1 When the Day of Pentecost had fully come, they were all with one accord in one place.
2 And suddenly there came a sound from heaven, as of a rushing mighty wind, and it filled the whole house where they were sitting.
3 Then there appeared to them divided tongues, as of fire, and one sat upon each of them.
4 And they were all filled with the Holy Spirit and began to speak with other tongues, as the Spirit gave them utterance.
Last week I was asked who received the Holy Spirit in the above passage: was it all the disciples or just the apostles?
Luke says there were about 120 disciples gathered in Jerusalem at this time (Acts 1:15). This included the 11 original apostles (v. 13), “the women and Mary the mother of Jesus” and His brothers (v. 14), and Matthias who replaced Judas as an apostle (v. 26). These disciples were together in the days following the Lord’s ascension into heaven. It is reasonable to believe they were together on this occasion at the beginning of Acts chapter 2. However, did they all receive the outpouring of the Holy Spirit, or was it just the apostles?

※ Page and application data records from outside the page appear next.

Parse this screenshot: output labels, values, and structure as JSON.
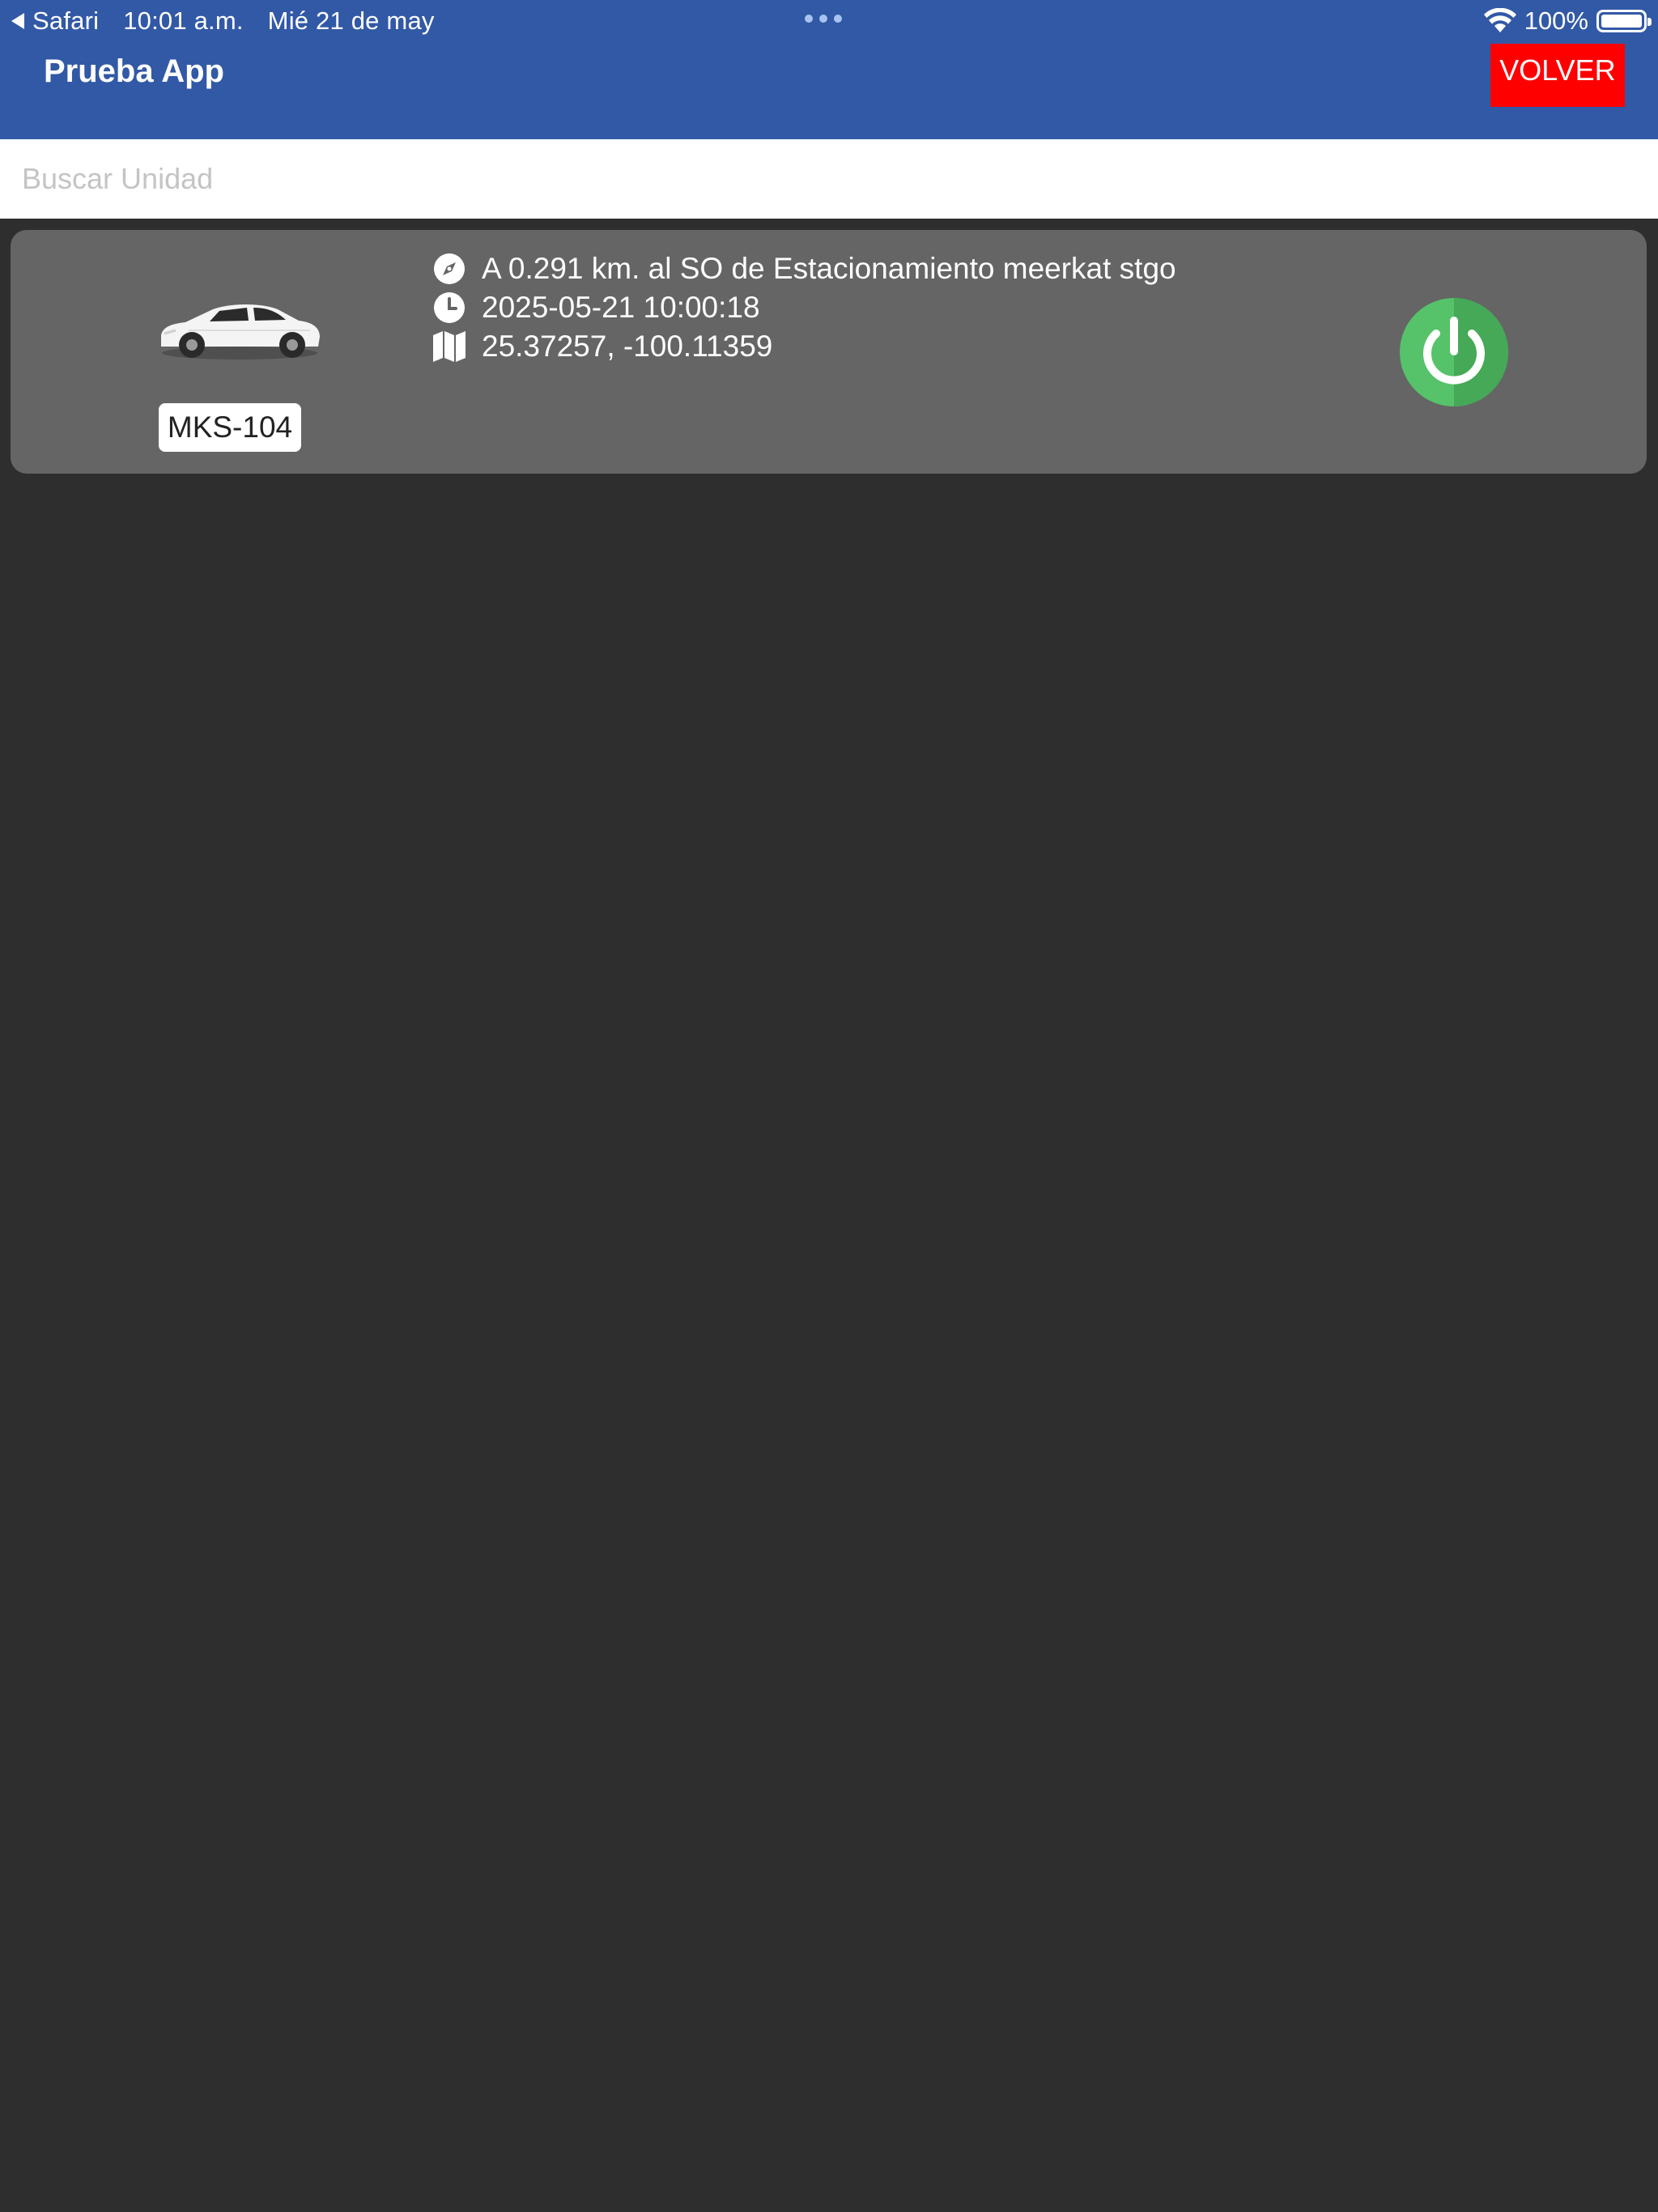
{
  "status_bar": {
    "back_app": "Safari",
    "time": "10:01 a.m.",
    "date": "Mié 21 de may",
    "battery": "100%",
    "icons": [
      "back-triangle-icon",
      "multitasking-dots-icon",
      "wifi-icon",
      "battery-icon"
    ]
  },
  "header": {
    "title": "Prueba App",
    "back_label": "VOLVER",
    "colors": {
      "bar": "#3259a6",
      "back_button": "#ff0000"
    }
  },
  "search": {
    "placeholder": "Buscar Unidad",
    "value": ""
  },
  "units": [
    {
      "plate": "MKS-104",
      "location": "A 0.291 km. al SO de Estacionamiento meerkat stgo",
      "timestamp": "2025-05-21 10:00:18",
      "coordinates": "25.37257, -100.11359",
      "vehicle_icon": "white-sedan-car-image",
      "status_icon": "power-icon",
      "status_color": "#56c26a",
      "row_icons": [
        "compass-icon",
        "clock-icon",
        "map-icon"
      ]
    }
  ],
  "colors": {
    "background": "#2e2e2e",
    "card": "#656565"
  }
}
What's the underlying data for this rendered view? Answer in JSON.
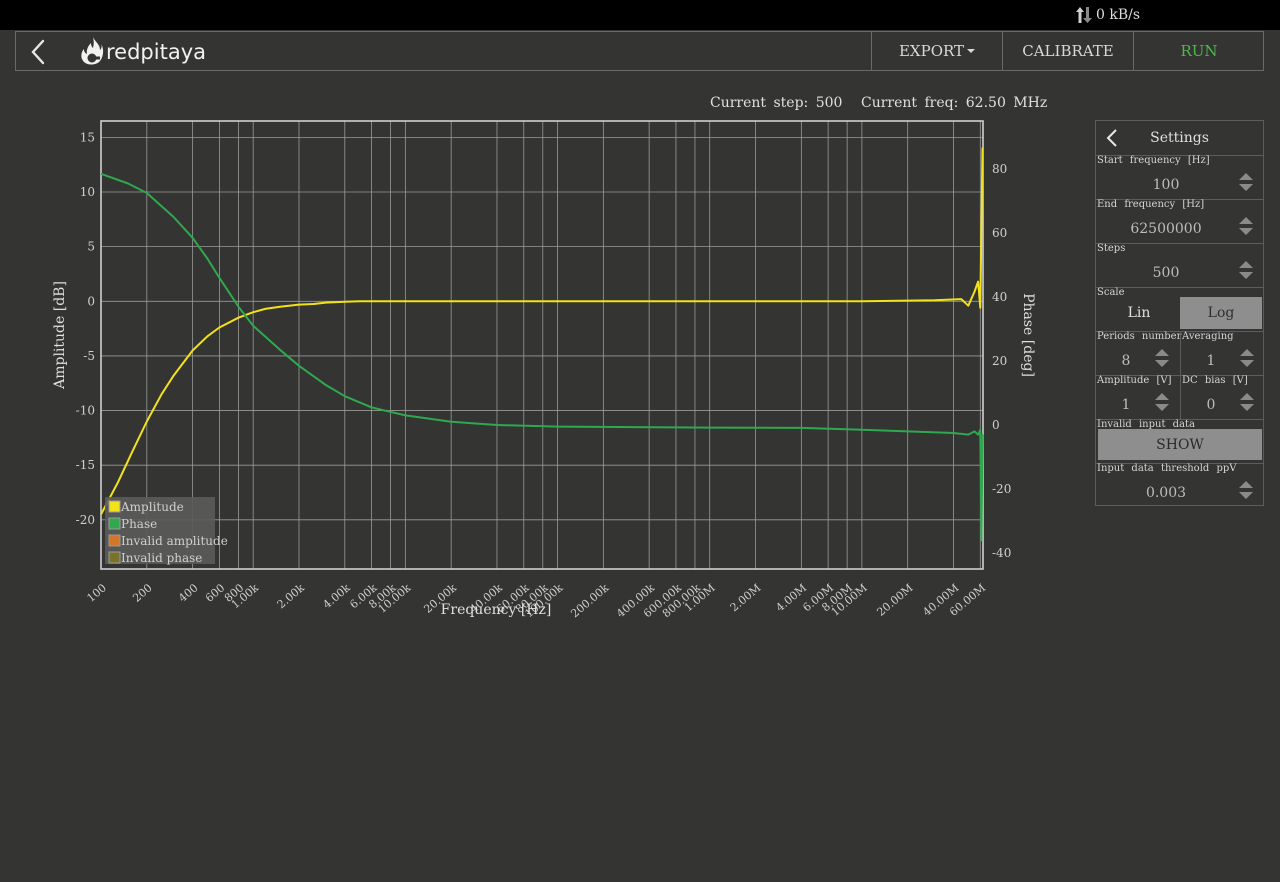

The context indicates it was only the apostles who received the Holy Spirit.
1. The pronoun “they” is identified as the apostles. The Holy Spirit fell on individuals identified with the pronouns “they” and “them.” The rules of grammar state the antecedent of any pronoun is identified by referring back to the nearest noun with which it agrees in person, number, and gender. The nearest noun is the word “apostles” in Acts 1:26.
2. The apostles were being equipped to do their work. This outpouring of the Holy Spirit was promised to the apostles by the Lord before His ascension. “And being assembled together with them, He commanded them not to depart from Jerusalem, but to wait for the Promise of the Father, ‘which,’ He said, ‘you have heard from Me; for John truly baptized with water, but you shall be baptized with the Holy Spirit not many days from now… But you shall receive power when the Holy Spirit has come upon you; and you shall be witnesses to Me in Jerusalem, and in all Judea and Samaria, and to the end of the earth’” (Acts 1:4-5, 8).
The event in Acts 2 is the baptismal measure of the Holy Spirit being given to the apostles to empower them to do their work. This was not promised to all believers, only to the apostles.
3. The sound of the rushing mighty wind attracted the multitude. One of the wonders of this event was the sound of a rushing mighty wind from heaven (v. 2). It was this sound that attracted the multitude to hear the first gospel sermon (v. 6). When they came together, they heard the apostles speaking in their native languages, which caused them to be amazed and to question what had happened, giving Peter the opening to preach the gospel.
4. Those speaking in tongues were Galileans. The multitude “were all amazed and marveled, saying to one another, ‘Look, are not all these who speak Galileans?’” (Acts 2:7). We know the apostles and the Lord’s family were Galileans, but we can’t prove that all 120 disciples (1:15) were from Galilee.
5. What about the promise of Joel’s prophecy? Peter identifies the event in Acts 2:1-4 as the fulfillment of Joel’s prophecy, which states that God would pour out His Spirit on all flesh, including women (Acts 2:16-17). How can we then limit what happened in Acts 2:1-4 to just 12 men?
Joel’s prophecy was beginning to be fulfilled on Pentecost. There is no record of individuals seeing visions or miraculous dreams on that day. The apostles, empowered by their baptismal measure of the Holy Spirit, would later lay their hands on believers, allowing them to receive the miraculous gifts of the Holy Spirit (Acts 8:14-19), thus fulfilling Joel’s prophecy.